▶ Source material

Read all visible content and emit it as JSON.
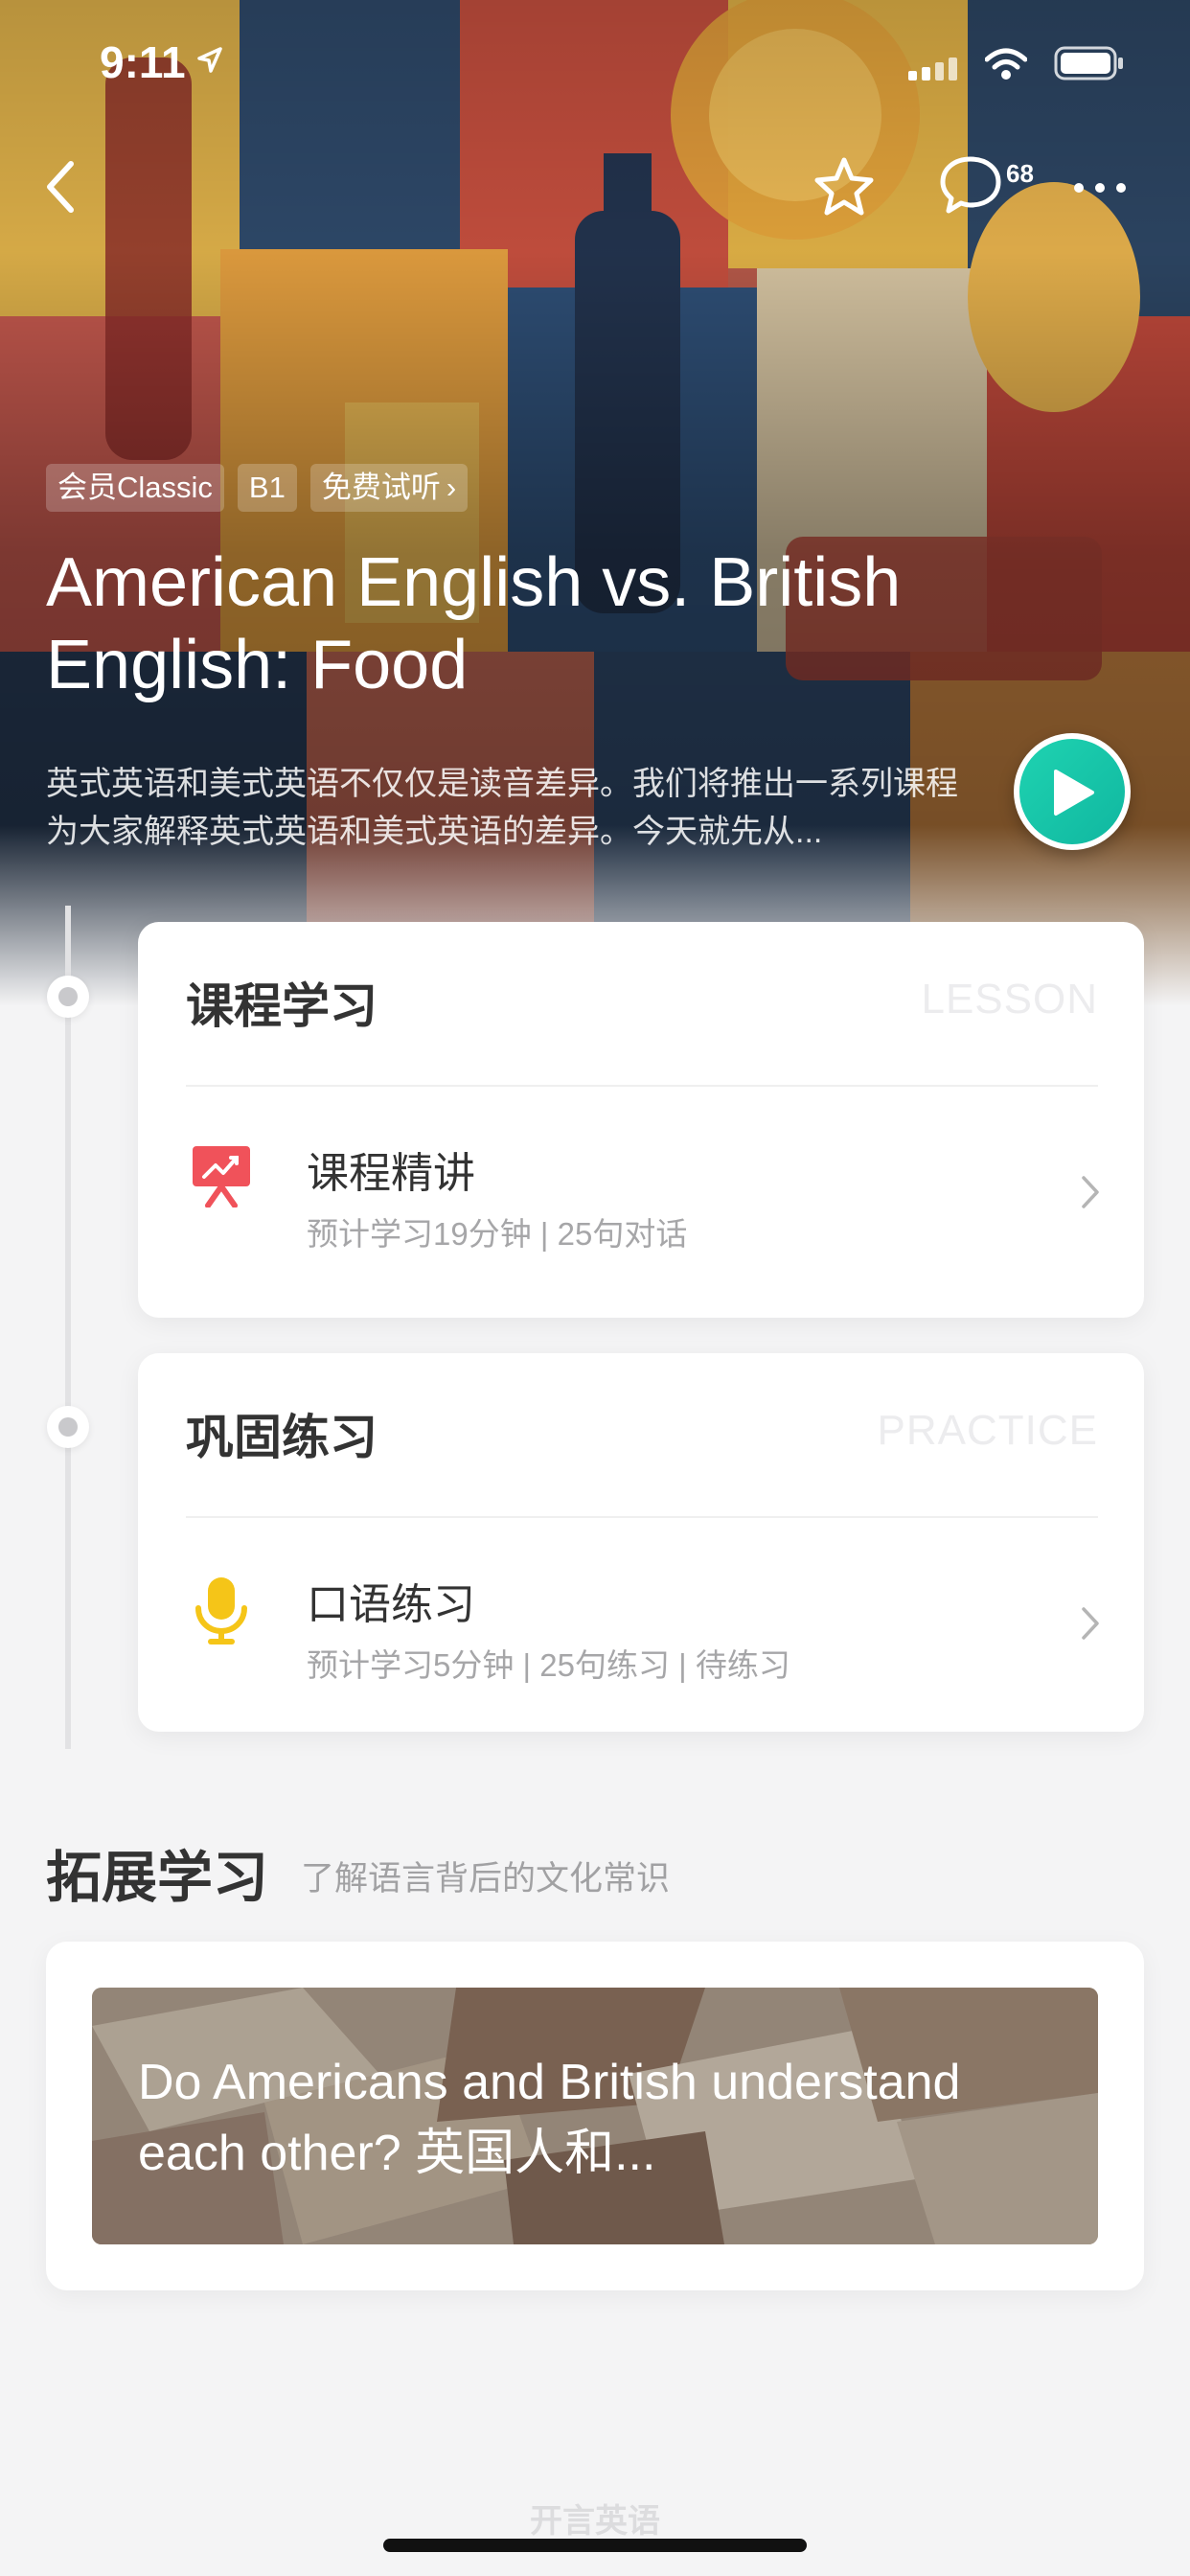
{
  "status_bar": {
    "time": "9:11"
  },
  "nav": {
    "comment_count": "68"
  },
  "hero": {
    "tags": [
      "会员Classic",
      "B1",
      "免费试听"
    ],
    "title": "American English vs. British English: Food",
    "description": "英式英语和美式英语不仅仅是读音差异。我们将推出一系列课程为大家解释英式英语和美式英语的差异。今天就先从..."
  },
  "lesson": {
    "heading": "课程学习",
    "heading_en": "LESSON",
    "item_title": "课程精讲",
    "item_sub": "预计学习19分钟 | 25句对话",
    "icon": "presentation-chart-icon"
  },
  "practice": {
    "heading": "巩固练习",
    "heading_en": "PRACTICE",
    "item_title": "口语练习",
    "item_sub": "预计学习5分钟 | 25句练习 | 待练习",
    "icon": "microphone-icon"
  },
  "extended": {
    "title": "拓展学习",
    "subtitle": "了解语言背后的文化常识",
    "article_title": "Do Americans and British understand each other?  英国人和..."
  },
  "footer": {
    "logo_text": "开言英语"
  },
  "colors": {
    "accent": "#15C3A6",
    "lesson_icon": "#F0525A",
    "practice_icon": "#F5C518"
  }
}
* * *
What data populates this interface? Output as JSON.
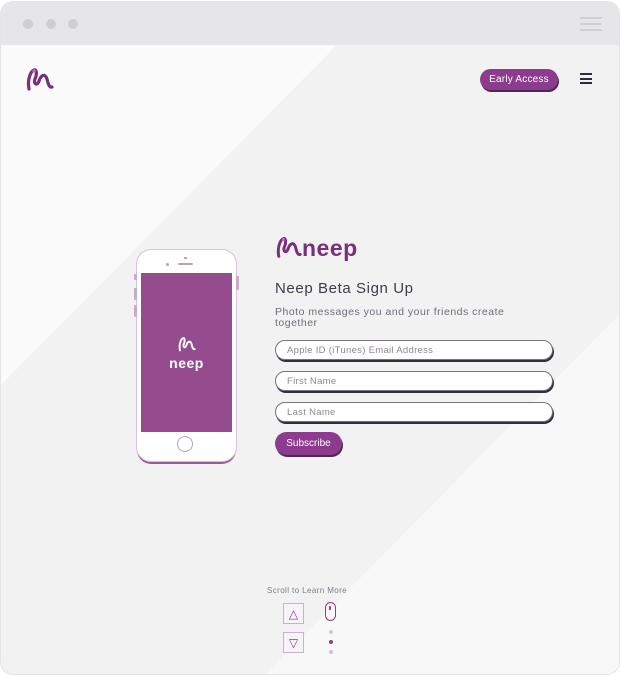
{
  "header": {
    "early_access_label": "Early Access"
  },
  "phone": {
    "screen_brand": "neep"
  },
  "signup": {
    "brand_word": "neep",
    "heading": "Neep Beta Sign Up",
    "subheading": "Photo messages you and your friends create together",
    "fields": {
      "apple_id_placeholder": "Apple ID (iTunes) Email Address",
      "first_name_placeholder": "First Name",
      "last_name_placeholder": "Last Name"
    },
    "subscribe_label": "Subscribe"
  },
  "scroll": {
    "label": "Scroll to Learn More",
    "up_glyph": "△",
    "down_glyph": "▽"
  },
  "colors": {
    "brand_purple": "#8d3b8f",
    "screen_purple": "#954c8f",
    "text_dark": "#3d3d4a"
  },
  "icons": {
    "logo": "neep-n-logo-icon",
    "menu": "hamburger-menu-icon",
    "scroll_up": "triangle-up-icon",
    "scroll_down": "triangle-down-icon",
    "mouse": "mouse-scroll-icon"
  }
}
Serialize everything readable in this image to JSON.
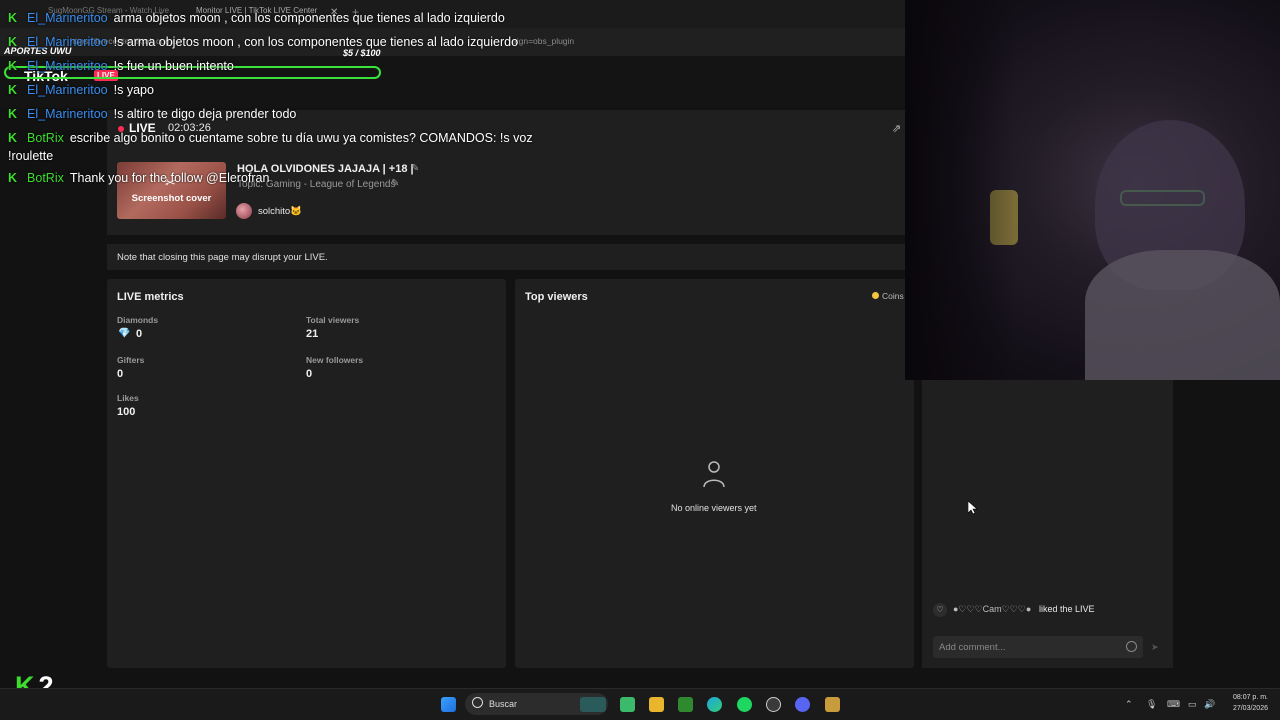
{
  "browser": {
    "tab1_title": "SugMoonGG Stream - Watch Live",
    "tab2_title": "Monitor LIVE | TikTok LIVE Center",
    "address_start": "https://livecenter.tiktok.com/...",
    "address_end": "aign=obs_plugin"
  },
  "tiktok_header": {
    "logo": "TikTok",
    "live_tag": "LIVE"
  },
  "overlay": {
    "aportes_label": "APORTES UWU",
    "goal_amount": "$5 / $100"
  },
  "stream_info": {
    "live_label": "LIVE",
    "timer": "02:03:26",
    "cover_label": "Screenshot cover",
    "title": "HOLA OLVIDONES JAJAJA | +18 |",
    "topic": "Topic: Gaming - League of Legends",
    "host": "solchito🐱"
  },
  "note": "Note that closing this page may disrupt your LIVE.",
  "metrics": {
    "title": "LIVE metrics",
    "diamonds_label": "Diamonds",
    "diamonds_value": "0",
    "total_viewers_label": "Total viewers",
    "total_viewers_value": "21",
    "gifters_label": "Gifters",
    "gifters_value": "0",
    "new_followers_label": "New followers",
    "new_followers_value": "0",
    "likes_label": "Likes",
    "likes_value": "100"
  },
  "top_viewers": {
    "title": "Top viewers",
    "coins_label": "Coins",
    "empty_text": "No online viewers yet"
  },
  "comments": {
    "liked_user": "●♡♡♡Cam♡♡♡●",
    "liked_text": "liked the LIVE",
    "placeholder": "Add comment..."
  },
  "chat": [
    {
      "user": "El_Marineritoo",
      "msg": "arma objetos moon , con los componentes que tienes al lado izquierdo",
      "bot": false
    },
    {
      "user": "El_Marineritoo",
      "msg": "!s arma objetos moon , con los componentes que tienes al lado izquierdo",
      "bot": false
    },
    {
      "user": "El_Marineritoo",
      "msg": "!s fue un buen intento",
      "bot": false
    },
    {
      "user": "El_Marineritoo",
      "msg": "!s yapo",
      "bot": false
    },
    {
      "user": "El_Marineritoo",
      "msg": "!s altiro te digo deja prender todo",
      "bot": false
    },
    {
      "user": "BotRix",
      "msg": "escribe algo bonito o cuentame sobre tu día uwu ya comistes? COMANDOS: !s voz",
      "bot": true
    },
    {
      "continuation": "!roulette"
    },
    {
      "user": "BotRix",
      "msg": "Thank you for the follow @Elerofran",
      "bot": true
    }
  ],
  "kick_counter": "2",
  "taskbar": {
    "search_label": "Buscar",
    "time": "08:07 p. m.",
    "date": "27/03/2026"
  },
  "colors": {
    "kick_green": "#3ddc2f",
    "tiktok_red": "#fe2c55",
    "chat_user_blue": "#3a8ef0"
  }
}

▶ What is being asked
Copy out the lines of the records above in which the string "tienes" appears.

▶ Task result
      "msg": "arma objetos moon , con los componentes que tienes al lado izquierdo",
      "msg": "!s arma objetos moon , con los componentes que tienes al lado izquierdo",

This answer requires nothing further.